Last week, I paired my students for a debate project. One of them lacked a partner, so I joined him as we began researching information about the use of cell phones among students. My debate partner began his research on their positive use. I chose the downfalls.
I thought the task would be easy, as I had heard the common stories about how students have used cell phones to cheat on tests and how they have sent inappropriate messages to their love interests. However, when I completed my initial research, I was startled. There were many more issues than I had ever thought about.
Here are a few:
Loss of sleep – Studies by the JFK Medical Center in New Jersey and other medical entities revealed that students not only stayed up late to use cell phones in their beds, but also their friends often interrupted their sleep throughout the night.
High cost – An article that appeared in the fall in the “Wall Street Journal” stated that some parents were spending as much as $4,000 a year to outfit themselves and their children with cell phones and services. Interviews with parents revealed that they had reduced spending on food, clothing, and other basics of running their households to afford cell phones.
Addiction – Too much of anything is dangerous, but cell phone use is creating psychological disorders, namely anxiety about being separated from one’s cell phone. The condition is call nomophobia. “Time” magazine focused an entire issue in August, 2012. It explored the impact on our lives of mobile digital devices.
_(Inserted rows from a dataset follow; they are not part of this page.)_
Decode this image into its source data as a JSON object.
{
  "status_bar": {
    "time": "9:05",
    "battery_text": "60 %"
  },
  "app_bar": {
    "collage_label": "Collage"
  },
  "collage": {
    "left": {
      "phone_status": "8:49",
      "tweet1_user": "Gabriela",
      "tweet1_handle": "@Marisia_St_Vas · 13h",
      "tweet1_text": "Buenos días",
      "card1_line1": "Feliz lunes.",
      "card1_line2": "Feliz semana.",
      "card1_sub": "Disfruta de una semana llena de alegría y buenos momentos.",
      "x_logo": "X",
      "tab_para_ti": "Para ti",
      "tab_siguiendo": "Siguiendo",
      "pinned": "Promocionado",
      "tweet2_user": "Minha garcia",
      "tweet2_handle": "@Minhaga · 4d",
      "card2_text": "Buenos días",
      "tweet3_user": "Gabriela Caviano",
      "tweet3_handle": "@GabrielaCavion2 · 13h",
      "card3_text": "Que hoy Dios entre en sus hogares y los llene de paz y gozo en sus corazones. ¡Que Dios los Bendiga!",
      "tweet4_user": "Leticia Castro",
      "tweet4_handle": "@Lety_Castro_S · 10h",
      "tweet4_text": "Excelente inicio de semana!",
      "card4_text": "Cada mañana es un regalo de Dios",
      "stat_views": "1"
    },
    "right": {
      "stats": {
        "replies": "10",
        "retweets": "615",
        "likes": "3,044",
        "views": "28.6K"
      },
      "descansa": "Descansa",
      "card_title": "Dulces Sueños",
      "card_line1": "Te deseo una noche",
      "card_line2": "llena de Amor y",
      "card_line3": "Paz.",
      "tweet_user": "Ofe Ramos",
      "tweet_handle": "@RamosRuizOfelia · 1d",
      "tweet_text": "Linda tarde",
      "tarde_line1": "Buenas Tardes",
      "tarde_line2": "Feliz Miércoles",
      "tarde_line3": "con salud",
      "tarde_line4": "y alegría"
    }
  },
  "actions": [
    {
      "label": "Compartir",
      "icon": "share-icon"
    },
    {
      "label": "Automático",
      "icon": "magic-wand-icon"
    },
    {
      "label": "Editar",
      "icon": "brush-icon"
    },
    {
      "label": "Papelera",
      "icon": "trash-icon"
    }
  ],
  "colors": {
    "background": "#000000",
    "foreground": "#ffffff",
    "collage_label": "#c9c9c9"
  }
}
An article in the magazine stated that twenty-five percent of us check our cell phones every 30 minutes, twenty percent every 10 minutes. The Pew Research Center reported that students spend almost two hours a day using their cell phones.
Social engagement – We do not need statistics to tell us that young people (and us older ones) spend less time taking part in face-to-face communication because they (and we) are busy talking or texting with others via cell phone. Socially, interruptions of any kind are rude and affect face-to-face communications in a negative way. Such behavior gives social psychologists plenty to think about in order to determine where the impact of cell phone communications will lead.
There are many more issues: some students report feeling intimidated because their friends have better cell phones and accessories than they do; students who text or talk too much while driving or walking are in danger of accidents; students are vulnerable to becoming addicted to playing games on cell phones; drug dealers in schools have a perfect way to communicate with buyers; and some students steal cell phones because they are so plentiful, small and, well, “steal-able.
I’m sure there are other negative issues, too, that I have not thought of.
Any new thing brings about change, and cell phones are no exception. I can remember back in the 1960s when my parents purchased our family’s first telephone. I am sure they had some concerns at the time, as no one knew how landline phones would affect our lives. Today, just like back then, parents and teachers would be wise to discuss such issues with each other and with young people. We must avoid the pitfalls and embrace the advantages. Such are the benefits of sound debate.
Email Sherry at email@example.com.